WHAT TO PRODUCE: Look through the records below and copy each line that includes the word "Delivery".

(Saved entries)
------------------------------------------------------------

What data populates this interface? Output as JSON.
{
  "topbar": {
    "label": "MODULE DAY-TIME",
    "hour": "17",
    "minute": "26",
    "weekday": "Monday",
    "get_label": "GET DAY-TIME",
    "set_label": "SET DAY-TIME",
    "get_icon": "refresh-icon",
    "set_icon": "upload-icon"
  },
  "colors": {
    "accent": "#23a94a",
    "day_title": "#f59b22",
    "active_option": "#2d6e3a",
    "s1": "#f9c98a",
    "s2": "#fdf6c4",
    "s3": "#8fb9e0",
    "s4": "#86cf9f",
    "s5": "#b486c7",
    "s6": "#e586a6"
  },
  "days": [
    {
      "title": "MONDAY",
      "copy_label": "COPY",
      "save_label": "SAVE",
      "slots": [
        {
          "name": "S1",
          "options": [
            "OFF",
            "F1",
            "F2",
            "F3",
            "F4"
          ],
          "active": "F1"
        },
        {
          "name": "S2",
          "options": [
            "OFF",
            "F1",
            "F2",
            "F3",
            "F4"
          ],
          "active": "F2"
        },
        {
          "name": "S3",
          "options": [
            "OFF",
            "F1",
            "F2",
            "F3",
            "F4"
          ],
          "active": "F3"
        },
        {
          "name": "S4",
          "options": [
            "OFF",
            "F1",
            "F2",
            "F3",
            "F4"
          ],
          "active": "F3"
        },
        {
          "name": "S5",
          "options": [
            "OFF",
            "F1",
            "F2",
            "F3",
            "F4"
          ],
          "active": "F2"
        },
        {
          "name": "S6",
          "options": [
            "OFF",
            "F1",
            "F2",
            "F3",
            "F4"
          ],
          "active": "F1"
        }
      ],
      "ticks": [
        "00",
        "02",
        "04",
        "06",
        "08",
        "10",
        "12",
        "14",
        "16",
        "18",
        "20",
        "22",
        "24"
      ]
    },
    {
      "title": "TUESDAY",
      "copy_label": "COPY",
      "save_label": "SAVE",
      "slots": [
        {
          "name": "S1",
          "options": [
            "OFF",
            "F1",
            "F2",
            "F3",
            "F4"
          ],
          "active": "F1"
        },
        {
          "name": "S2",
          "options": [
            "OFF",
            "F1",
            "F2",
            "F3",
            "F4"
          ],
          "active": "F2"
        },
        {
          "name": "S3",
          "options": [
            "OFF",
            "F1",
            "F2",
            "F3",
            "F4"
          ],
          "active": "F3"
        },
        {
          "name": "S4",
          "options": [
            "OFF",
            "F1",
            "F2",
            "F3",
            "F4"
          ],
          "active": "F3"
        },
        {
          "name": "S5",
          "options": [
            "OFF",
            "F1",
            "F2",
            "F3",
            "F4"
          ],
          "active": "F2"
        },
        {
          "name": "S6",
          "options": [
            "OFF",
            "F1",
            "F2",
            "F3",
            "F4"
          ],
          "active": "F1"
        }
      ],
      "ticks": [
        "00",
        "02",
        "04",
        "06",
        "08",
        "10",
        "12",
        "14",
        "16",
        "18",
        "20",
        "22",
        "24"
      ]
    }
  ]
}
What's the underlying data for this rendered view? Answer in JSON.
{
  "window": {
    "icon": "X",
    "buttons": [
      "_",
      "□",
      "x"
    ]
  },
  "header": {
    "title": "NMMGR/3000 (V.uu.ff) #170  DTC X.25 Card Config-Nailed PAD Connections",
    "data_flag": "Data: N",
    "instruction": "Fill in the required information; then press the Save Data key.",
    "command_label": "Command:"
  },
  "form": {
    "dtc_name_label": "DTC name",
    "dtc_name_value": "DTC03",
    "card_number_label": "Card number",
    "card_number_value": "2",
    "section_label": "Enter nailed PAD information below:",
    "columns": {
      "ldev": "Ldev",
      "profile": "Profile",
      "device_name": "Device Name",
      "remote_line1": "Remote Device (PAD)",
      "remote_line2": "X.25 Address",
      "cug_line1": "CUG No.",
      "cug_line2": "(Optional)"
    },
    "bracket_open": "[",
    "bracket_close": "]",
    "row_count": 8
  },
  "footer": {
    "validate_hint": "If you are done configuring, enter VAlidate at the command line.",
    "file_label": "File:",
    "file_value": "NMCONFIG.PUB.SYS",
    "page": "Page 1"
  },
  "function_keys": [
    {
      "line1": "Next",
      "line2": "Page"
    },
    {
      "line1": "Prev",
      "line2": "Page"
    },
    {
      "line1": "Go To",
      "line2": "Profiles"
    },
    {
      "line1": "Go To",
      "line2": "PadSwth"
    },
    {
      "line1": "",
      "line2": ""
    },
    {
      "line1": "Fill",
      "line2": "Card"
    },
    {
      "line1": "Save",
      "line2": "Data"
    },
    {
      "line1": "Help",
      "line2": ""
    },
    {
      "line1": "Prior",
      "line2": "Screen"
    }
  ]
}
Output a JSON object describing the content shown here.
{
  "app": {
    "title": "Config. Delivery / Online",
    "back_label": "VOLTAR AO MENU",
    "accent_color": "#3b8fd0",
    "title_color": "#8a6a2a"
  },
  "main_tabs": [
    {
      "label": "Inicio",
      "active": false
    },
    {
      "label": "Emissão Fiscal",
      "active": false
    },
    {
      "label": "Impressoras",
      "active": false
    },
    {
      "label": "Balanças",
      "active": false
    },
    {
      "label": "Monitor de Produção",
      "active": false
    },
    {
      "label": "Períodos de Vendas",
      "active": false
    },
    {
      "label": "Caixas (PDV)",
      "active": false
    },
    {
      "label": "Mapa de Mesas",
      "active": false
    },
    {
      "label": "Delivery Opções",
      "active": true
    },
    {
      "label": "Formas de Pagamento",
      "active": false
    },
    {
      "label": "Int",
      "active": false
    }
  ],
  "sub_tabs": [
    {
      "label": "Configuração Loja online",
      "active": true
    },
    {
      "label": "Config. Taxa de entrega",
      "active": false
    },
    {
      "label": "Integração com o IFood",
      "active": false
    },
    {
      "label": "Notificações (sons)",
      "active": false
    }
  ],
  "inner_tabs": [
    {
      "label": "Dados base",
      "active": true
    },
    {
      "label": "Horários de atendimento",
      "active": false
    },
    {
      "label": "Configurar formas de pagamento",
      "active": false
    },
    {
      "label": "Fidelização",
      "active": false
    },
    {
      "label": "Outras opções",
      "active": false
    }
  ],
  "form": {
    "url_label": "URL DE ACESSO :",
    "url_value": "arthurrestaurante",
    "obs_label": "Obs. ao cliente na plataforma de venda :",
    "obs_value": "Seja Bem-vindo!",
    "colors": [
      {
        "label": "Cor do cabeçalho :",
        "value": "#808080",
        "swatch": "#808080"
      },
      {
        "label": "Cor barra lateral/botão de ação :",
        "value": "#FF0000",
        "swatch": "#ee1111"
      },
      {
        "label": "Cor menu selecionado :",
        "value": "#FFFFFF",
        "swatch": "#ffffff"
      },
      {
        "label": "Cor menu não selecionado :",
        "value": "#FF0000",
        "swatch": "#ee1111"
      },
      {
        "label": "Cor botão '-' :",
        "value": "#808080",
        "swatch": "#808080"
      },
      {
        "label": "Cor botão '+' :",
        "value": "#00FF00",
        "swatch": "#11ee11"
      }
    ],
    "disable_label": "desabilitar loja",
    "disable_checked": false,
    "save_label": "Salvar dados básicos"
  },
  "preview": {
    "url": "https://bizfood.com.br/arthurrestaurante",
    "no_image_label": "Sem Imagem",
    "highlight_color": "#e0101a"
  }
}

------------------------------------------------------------

ANSWER TO THIS TASK:
    "title": "Config. Delivery / Online",
      "label": "Delivery Opções",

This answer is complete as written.